All three local football players who were expected to get NFL tryouts this year signed as undrafted free agents Saturday night.
Former Rockford Lutheran teammates James Robinson and Nate Wieting signed with the Jacksonville Jaguars and Cleveland Browns, respectively, and former Harlem offensive tackle Anthony McKinney signed with the Tennessee Titans.
McKinney was more of a wrestler than football player in high school and started out at a junior college before becoming one of the top JUCO recruits in the nation and signing with TCU after the Horned Frogs had finished fifth in the nation.
"That’s what makes it a beautiful story," the 6-foot-8, 314-pound McKinney said, "and it’s not done yet. It’s crazy to look back and think of the quick transition. The sport wasn’t even in my sight and all of a sudden it’s my entire life.

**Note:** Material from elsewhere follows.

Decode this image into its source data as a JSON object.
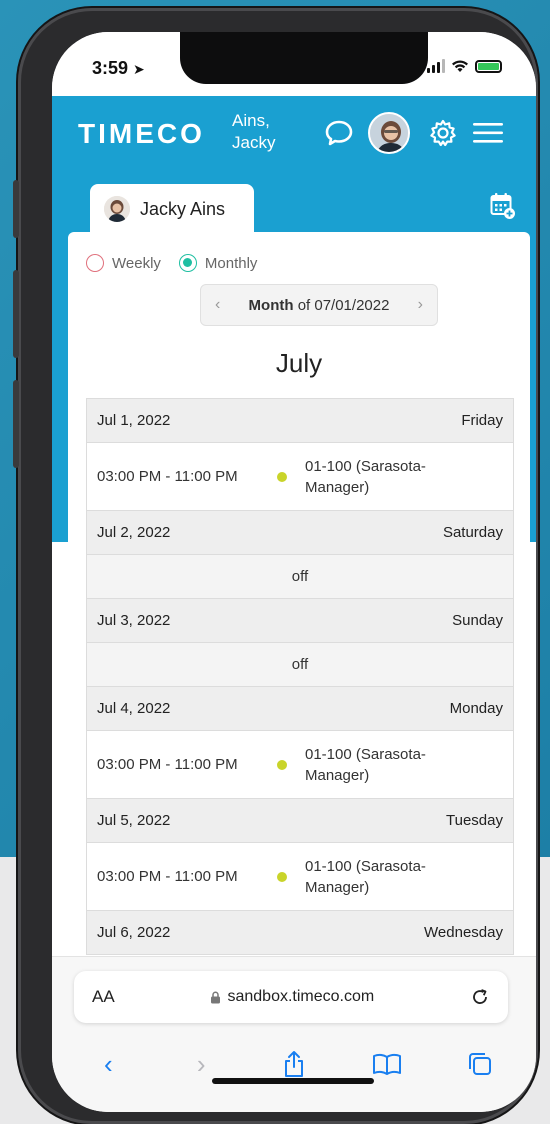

"It still feels surreal. Talking to family and coaches a little more this morning, it’s starting to finally sink in. I am thankful for the opportunity and am going to make the most of it."
McKinney, who still has a semester left to finish his degree in mass communication with a minor in sociology, didn’t have quite the senior season at TCU he was hoping for, but isn’t looking back.
"It doesn’t matter," he said. "It’s a new opportunity and a clean slate. I am thankful for everything TCU provided me."
Robinson set the Illinois high school state rushing record and ranks No. 2 in Illinois State history after rushing for 4,444 yards and 44 TDs as a Redbird. He may have also landed in the best spot. Leonard Fournette, the No. 4 overall pick in 2017, was the only Jaguar running back to run for even 110 yards last year. Jacksonville did not draft a running back this year and has been trying to trade Fournette for a month. Jacksonville also runs predominantly between the tackles, as Robinson mostly did at ISU.
"They seemed like a great fit," Robinson said. "We will see once we get there how things work out, but it’s good to be on a team now.
"It was a weird draft this year," Robinson added about not being picked. "I can only control what I can control. I don’t want to think about it too much. I just want to try to get on a team."
Trying to make the NFL as an undrafted free agent will be a familiar story for Wieting, who battled through injuries at Lutheran and started at Iowa as a walk-on. He caught only 13 passes for 185 yards during his Hawkeye career but was a strong blocker and started for a school that has produced more good NFL tight ends than any other college in the nation the last few years.
"Tight end is a cool position," Wieting said. "You can be 230 and be a big receiver lining up in the slot against a corner or a safety, or you could be a 250-pound inline guy playing every down. There is a lot of versatility in the position. I think I can do some things other guys can’t and they can do things I can’t. I think that’s why it’s a good opportunity in Cleveland."
Wieting said he was in contact with the Browns tight end coach and area scout before and during the draft.
The Browns signed Austin Hooper from Atlanta earlier this offseason, making him the highest-paid tight end in the NFL (four years, $44 million). But Hooper, 25, is more of a receiving tight end. The Browns also have David Njoku, a late first-round pick in 2017 who has averaged less than 400 yards receiving in his three seasons. Njoku will probably be playing the final year on his rookie contract as Cleveland is unlikely to pick up his fifth-year option. The Browns also drafted Harrison Bryant in the fourth round.
One reason Wieting picked Cleveland is that new Browns coach Kevin Stefanski is known for preferring to play two tight ends at the same time more than three wide receivers. The opening sentence in a recent Cleveland Plain Dealer story was: "When it comes to tight ends, Kevin Stefanski can never have enough."
"I liked what their tight ends coach was saying about how they use their tight ends," Wieting said. "They drafted a tight end who is a really good player, but there is an opportunity there. I thought it was the best fit."
Wieting said he will find out more about what happens next in the coming week.
"In two weekends we’re having a virtual rookie minicamp meeting, with introductions, exchanging playbooks and getting to know the coaches, that kind of stuff," he said. "From there, we will figure it out as we go."
Matt Trowbridge: firstname.lastname@example.org; @matttrowbridge